I can relate, as a creature of habit in comforting relationships and routines. I resist letting go of what what feels well-worn and predictable; even if I feel in my bones that I’m not thriving in my current situation. Confronted with certain risks, I’ve heard myself make excuses. “It’s too late. It’s too complicated. It’s too expensive. It’s too far. What if I (make the commitment and) don’t like it?” During my recent conversation, my friend spoke the words no woman should ever allow to linger, in heart or mind. The words that put our bodies and spirits in deep-freeze: “I think I’m just too old to start over.” Besides: age is entirely irrelevant, when it comes to facing this fear (of beginning again) with any kind of confidence.
Starting over is rarely something I’ve deliberately chosen to do. A bad breakup; a divorce. Hearing my boss suggest that I “pursue other challenges, someplace else”. The death of a beloved and influential person in my life. Many people face other staggering restarts. Job loss and homelessness. A serious health lapse/addiction or disease. Just the thought of trying to begin anew brings messages of, “I’m just not strong enough, or brave enough. I don’t have what it takes.” In any life stage of my own, no matter how set I thought I was, starting over meant a series of stumbles. Anxiety, self-doubt and what-ifs stalled the action I knew I needed to take.
In the present moment, I reflect. If I was facing the choice (or necessity of) starting over – an ex-pat in a new country (or some other radical change), would I still hesitate and make excuses? Or, would I be brave enough to see and confront an awkward, but important distinction. Something I’ve learned about listening to my own inner guidance. Do I Choose to Observe My Life, as the days unfold in safety and comfort; or, do I Choose to Actively Thrive — in the midst, and the risk, of unknown outcomes ?
Not all of the personal challenges and crossroads I’ve faced have had quick or obvious solutions. Not very many, actually. But with time and experience (and many mistakes), I’ve grown in awareness. I’ve realized that the fearful process I’m forced to go through — facing a new beginning or chapter of my life – defines why these choices matter.
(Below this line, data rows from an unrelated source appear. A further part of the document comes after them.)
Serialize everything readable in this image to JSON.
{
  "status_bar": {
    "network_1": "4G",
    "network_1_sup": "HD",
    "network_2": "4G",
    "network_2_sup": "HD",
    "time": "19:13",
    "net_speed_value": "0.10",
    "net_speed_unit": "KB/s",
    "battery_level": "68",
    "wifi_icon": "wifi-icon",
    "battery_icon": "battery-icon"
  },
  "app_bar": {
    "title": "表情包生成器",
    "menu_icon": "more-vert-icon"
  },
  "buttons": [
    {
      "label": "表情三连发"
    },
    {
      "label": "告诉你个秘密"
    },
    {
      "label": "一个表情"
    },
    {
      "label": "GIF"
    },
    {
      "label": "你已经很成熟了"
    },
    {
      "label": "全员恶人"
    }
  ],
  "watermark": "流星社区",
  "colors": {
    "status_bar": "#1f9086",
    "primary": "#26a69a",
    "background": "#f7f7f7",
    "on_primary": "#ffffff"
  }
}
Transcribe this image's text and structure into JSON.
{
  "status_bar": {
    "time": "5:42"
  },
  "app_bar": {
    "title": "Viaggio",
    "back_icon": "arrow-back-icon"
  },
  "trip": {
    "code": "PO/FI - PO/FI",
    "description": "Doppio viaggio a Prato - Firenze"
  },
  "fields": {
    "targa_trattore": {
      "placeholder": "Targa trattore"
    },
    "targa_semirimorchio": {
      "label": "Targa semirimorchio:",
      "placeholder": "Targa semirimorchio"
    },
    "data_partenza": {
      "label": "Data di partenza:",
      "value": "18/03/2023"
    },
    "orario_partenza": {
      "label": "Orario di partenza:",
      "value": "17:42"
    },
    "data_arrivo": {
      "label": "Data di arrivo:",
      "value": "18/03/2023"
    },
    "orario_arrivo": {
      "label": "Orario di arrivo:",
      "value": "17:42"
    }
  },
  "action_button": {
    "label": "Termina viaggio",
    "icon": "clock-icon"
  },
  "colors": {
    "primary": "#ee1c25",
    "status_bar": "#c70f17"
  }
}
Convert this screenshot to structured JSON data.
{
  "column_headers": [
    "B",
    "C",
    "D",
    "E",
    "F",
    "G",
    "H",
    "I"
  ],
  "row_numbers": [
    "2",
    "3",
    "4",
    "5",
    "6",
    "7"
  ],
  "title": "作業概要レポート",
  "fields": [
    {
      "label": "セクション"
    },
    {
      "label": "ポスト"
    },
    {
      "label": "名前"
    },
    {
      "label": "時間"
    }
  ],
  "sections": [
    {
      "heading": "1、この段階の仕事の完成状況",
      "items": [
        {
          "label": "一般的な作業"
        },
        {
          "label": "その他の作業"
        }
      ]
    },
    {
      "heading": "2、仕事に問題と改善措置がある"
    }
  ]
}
Any opportunity to start over feels precarious, for sure; but also deeply satisfying when I come out on the other side. I don’t want to be just an Observer in my life. I want to feel like I’m thriving, every day. Big difference.